Ryan’s Democratic counterpart on the Budget panel, Rep. Chris Van Hollen, has been holding talks for the past six weeks with his fellow ranking members and leaders from the Congressional Progressive Caucus, New Democrat Coalition, the Blue Dog Coalition and the Tri-Caucus about their budget priorities.
The Maryland lawmaker has been laying the foundation for Democrats to push back against the forthcoming Republican budget, arguing that the GOP proposal would do nothing to reduce deficits in the long term and would harm the economy in the short term.
Van Hollen said Tuesday that it is important for Democrats to have a unified message against the Republicans, but so far, they have yet to coalesce around a plan of their own.
“When you are in the minority, there are really two ways that we try to be effective. One is to draw clear contrasts and get our message out on issues that are important to the American people because how the Republicans’ approach is perceived in the House will affect its chances in the Senate,” Van Hollen said.

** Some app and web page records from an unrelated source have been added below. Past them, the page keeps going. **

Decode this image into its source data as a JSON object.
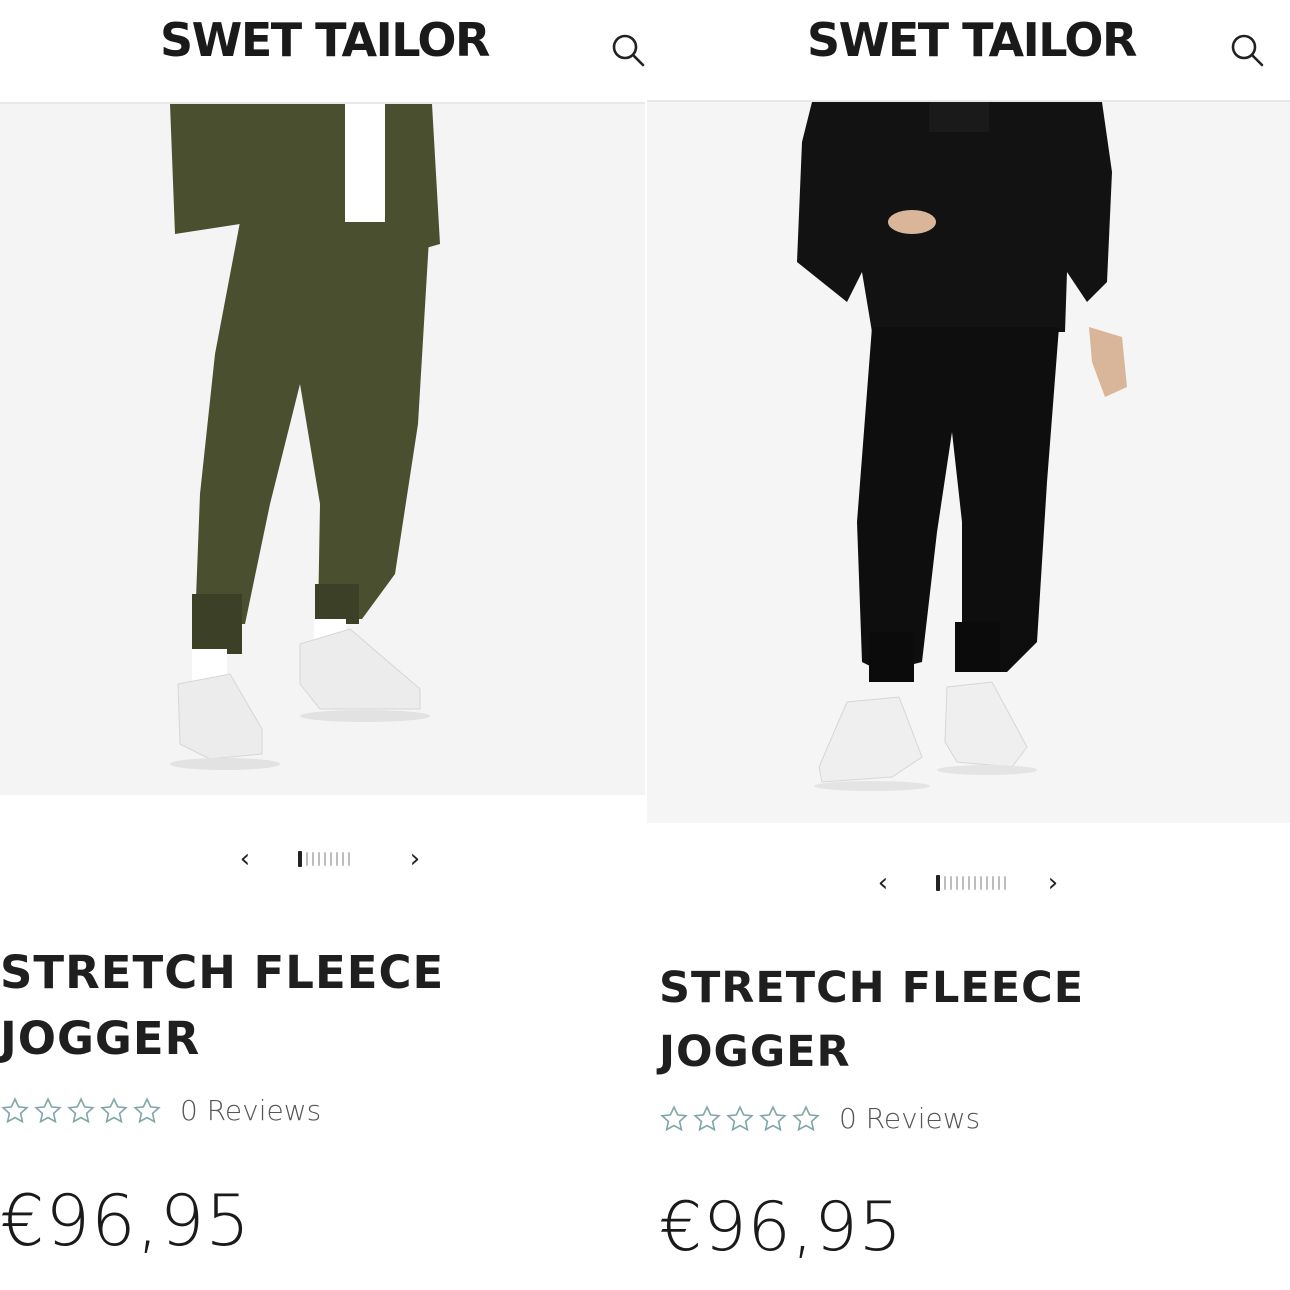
{
  "panels": [
    {
      "brand": "SWET TAILOR",
      "search_icon": "search-icon",
      "product_title_line1": "STRETCH FLEECE",
      "product_title_line2": "JOGGER",
      "rating_stars": 0,
      "reviews_label": "0 Reviews",
      "price": "€96,95",
      "carousel": {
        "prev_icon": "chevron-left-icon",
        "next_icon": "chevron-right-icon",
        "prev_label": "‹",
        "next_label": "›",
        "total_slides": 9,
        "active_slide": 1
      },
      "product_color": "#4a4f2f"
    },
    {
      "brand": "SWET TAILOR",
      "search_icon": "search-icon",
      "product_title_line1": "STRETCH FLEECE",
      "product_title_line2": "JOGGER",
      "rating_stars": 0,
      "reviews_label": "0 Reviews",
      "price": "€96,95",
      "carousel": {
        "prev_icon": "chevron-left-icon",
        "next_icon": "chevron-right-icon",
        "prev_label": "‹",
        "next_label": "›",
        "total_slides": 12,
        "active_slide": 1
      },
      "product_color": "#111111"
    }
  ],
  "colors": {
    "star_outline": "#7fa7a7",
    "text": "#1f1f1f",
    "accent_dot": "#222222"
  }
}
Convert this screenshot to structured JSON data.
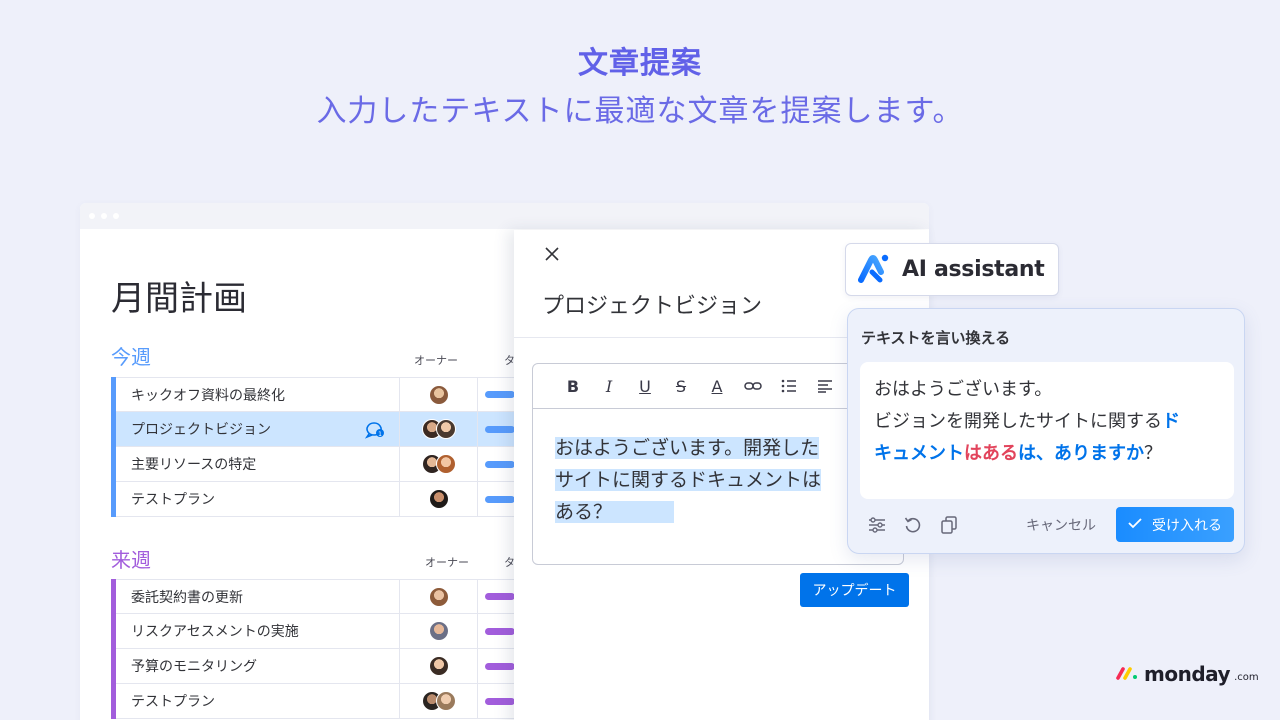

Van Hollen said Democrats would make a decision soon about whether to introduce a budget. He added that while he isn’t opposed to Caucus groups putting out separate budgets, he does believe it is important for Democrats to speak with one voice against the Republicans on the issue.
“I don’t have any concerns with that so long as if we were to put together a Democratic alternative, I do want a good degree of unity around that,” Van Hollen said.
While some Democrats believe they need to produce a budget alternative to counter the Republicans, others feel President Barack Obama’s budget blueprint should be the party’s plan, Democratic aides said.